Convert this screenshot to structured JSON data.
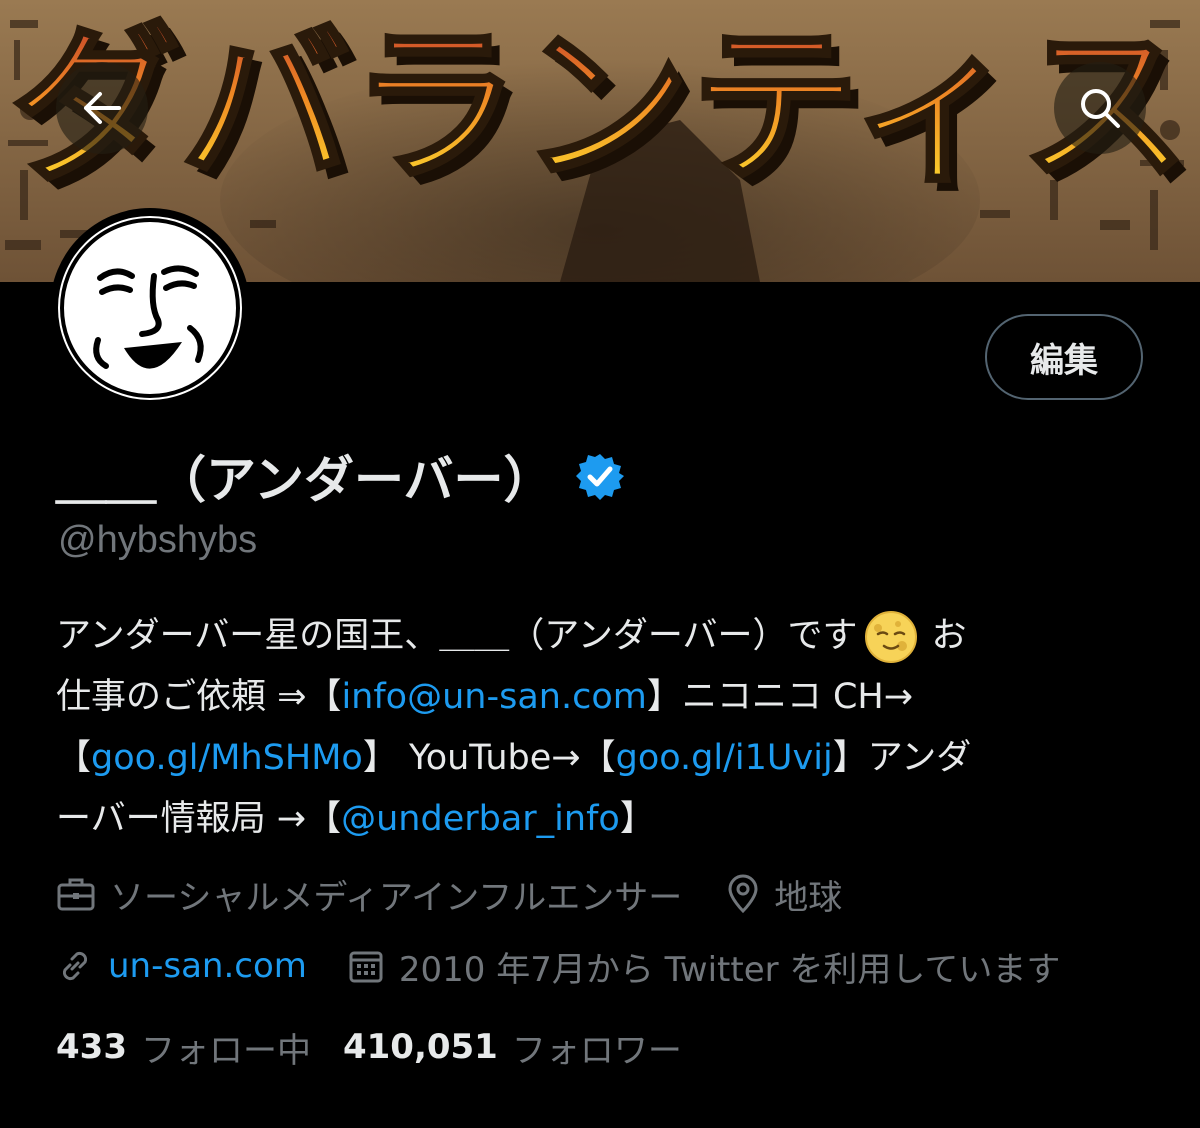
{
  "header": {
    "banner_title": "ダバランティス"
  },
  "profile": {
    "edit_label": "編集",
    "display_name": "＿＿（アンダーバー）",
    "handle": "@hybshybs",
    "bio": {
      "line1_a": "アンダーバー星の国王、＿＿（アンダーバー）です",
      "line1_b": "お",
      "line2_a": "仕事のご依頼 ⇒【",
      "line2_link": "info@un-san.com",
      "line2_b": "】ニコニコ CH→",
      "line3_a": "【",
      "line3_link1": "goo.gl/MhSHMo",
      "line3_b": "】 YouTube→【",
      "line3_link2": "goo.gl/i1Uvij",
      "line3_c": "】アンダ",
      "line4_a": "ーバー情報局 →【",
      "line4_link": "@underbar_info",
      "line4_b": "】"
    },
    "category": "ソーシャルメディアインフルエンサー",
    "location": "地球",
    "website": "un-san.com",
    "joined": "2010 年7月から Twitter を利用しています",
    "following_count": "433",
    "following_label": "フォロー中",
    "followers_count": "410,051",
    "followers_label": "フォロワー"
  },
  "icons": {
    "back": "arrow-left-icon",
    "search": "search-icon",
    "verified": "verified-badge-icon",
    "moon": "full-moon-face-emoji",
    "category": "briefcase-icon",
    "location": "location-pin-icon",
    "website": "link-icon",
    "joined": "calendar-icon"
  },
  "colors": {
    "background": "#000000",
    "text": "#e7e9ea",
    "muted": "#71767b",
    "link": "#1d9bf0",
    "verified": "#1d9bf0"
  }
}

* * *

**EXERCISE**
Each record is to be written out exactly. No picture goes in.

**TASK RESULT**
Convert this screenshot to structured JSON data.
{
  "header": {
    "banner_title": "ダバランティス"
  },
  "profile": {
    "edit_label": "編集",
    "display_name": "＿＿（アンダーバー）",
    "handle": "@hybshybs",
    "bio": {
      "line1_a": "アンダーバー星の国王、＿＿（アンダーバー）です",
      "line1_b": "お",
      "line2_a": "仕事のご依頼 ⇒【",
      "line2_link": "info@un-san.com",
      "line2_b": "】ニコニコ CH→",
      "line3_a": "【",
      "line3_link1": "goo.gl/MhSHMo",
      "line3_b": "】 YouTube→【",
      "line3_link2": "goo.gl/i1Uvij",
      "line3_c": "】アンダ",
      "line4_a": "ーバー情報局 →【",
      "line4_link": "@underbar_info",
      "line4_b": "】"
    },
    "category": "ソーシャルメディアインフルエンサー",
    "location": "地球",
    "website": "un-san.com",
    "joined": "2010 年7月から Twitter を利用しています",
    "following_count": "433",
    "following_label": "フォロー中",
    "followers_count": "410,051",
    "followers_label": "フォロワー"
  },
  "icons": {
    "back": "arrow-left-icon",
    "search": "search-icon",
    "verified": "verified-badge-icon",
    "moon": "full-moon-face-emoji",
    "category": "briefcase-icon",
    "location": "location-pin-icon",
    "website": "link-icon",
    "joined": "calendar-icon"
  },
  "colors": {
    "background": "#000000",
    "text": "#e7e9ea",
    "muted": "#71767b",
    "link": "#1d9bf0",
    "verified": "#1d9bf0"
  }
}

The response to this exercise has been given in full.